— Try it —
Work through the data and report how many lines include the string "JSON", giving the number alone.

— Exercise material —
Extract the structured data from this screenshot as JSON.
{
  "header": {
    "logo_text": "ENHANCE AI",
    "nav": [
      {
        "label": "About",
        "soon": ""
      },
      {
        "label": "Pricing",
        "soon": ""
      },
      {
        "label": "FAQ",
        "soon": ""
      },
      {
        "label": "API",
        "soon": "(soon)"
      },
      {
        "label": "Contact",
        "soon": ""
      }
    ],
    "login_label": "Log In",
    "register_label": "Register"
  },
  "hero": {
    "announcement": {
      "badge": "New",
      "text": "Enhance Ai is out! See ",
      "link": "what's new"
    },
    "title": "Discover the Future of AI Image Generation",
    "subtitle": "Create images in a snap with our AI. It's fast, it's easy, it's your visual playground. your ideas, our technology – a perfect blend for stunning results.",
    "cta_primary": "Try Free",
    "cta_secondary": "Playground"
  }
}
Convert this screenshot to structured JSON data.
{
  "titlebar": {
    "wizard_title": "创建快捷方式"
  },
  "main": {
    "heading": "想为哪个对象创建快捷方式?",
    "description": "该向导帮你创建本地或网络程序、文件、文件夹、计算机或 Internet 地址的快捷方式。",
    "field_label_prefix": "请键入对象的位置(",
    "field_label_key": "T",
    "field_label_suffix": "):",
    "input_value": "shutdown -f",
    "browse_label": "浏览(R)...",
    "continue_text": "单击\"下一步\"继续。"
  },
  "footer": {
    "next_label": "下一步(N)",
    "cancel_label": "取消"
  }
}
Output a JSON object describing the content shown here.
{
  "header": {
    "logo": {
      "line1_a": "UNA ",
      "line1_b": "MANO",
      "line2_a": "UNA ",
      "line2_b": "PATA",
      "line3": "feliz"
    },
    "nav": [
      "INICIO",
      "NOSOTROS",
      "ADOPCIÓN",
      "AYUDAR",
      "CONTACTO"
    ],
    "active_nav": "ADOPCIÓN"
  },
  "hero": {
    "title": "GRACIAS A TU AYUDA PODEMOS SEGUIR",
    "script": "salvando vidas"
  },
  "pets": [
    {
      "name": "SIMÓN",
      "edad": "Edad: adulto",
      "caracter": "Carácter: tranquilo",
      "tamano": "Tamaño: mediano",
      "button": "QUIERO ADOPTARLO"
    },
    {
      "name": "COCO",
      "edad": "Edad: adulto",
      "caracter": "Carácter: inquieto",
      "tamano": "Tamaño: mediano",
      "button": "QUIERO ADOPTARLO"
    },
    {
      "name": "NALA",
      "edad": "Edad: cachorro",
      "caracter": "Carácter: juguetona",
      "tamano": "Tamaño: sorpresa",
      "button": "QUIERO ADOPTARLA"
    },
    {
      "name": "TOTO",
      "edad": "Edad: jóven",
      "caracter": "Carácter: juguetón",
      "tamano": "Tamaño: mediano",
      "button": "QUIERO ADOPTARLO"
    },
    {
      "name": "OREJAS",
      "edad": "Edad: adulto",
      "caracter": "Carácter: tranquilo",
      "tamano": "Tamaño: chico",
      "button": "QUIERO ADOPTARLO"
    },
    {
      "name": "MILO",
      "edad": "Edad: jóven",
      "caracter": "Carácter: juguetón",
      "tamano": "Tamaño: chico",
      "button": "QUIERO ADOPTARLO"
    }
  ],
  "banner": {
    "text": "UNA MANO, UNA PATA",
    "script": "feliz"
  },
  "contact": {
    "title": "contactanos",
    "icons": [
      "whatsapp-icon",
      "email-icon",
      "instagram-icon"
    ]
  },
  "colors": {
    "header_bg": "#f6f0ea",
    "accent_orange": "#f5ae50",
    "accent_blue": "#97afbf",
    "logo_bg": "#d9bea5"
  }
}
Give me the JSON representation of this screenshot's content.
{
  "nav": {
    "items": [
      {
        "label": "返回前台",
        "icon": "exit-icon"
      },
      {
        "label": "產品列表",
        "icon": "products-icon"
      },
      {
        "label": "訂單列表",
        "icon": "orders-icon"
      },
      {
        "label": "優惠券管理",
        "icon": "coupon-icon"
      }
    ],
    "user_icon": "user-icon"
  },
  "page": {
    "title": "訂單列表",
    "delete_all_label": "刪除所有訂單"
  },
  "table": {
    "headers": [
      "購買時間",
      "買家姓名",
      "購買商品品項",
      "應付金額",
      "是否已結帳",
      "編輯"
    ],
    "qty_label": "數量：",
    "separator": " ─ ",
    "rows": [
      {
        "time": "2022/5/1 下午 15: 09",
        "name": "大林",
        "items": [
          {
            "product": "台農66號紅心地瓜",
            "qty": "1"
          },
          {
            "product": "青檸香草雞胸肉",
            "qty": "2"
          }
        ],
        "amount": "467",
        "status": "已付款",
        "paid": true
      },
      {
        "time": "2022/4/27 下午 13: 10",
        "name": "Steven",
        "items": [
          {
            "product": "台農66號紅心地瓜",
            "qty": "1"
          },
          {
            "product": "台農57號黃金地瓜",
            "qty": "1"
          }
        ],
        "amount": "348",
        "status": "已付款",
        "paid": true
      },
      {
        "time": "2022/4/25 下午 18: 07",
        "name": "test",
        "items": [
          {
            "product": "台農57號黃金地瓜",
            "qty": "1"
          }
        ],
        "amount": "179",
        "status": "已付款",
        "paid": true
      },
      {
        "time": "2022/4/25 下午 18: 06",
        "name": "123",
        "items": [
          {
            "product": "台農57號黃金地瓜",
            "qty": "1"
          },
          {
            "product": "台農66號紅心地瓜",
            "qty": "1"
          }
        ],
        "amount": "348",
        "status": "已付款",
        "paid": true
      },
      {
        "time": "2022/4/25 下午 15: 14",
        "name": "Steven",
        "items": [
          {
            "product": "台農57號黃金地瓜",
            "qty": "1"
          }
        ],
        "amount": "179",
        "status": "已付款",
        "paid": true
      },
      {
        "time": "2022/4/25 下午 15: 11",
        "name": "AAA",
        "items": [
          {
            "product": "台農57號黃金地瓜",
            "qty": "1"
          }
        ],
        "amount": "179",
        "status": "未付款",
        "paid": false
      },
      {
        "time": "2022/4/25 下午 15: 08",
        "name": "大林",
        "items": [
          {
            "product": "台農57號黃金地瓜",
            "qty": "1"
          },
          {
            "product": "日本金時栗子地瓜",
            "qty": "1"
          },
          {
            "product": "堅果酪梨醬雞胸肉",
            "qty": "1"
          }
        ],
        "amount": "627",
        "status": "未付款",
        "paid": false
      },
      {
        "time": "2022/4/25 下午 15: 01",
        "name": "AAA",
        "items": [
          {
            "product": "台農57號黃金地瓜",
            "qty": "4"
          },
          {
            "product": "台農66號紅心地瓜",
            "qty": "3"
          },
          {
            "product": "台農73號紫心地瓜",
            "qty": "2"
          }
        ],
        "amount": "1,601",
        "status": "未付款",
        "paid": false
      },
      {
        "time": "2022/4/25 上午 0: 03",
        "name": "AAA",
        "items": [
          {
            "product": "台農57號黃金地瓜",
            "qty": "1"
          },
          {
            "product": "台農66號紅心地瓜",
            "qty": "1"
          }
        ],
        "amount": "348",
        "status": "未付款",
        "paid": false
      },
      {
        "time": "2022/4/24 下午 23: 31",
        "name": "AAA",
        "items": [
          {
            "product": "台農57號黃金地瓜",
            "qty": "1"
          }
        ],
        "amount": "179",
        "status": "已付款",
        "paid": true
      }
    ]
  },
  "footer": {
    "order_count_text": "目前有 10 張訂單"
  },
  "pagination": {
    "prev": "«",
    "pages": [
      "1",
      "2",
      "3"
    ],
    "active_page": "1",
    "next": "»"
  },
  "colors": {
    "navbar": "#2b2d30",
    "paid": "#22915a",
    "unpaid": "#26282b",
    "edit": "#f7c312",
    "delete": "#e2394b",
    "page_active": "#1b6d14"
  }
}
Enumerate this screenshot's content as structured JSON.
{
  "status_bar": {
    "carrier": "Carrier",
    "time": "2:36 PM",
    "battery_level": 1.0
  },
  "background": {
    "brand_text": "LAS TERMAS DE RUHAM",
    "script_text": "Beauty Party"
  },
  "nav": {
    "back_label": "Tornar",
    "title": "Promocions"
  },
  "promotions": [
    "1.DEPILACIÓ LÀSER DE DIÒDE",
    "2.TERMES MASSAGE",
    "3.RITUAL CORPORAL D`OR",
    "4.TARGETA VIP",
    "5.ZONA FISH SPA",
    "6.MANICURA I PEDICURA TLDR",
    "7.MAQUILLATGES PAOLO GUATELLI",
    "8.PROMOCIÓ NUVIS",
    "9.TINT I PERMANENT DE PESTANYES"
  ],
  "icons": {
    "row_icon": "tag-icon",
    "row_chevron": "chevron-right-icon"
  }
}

— Exercise response —
5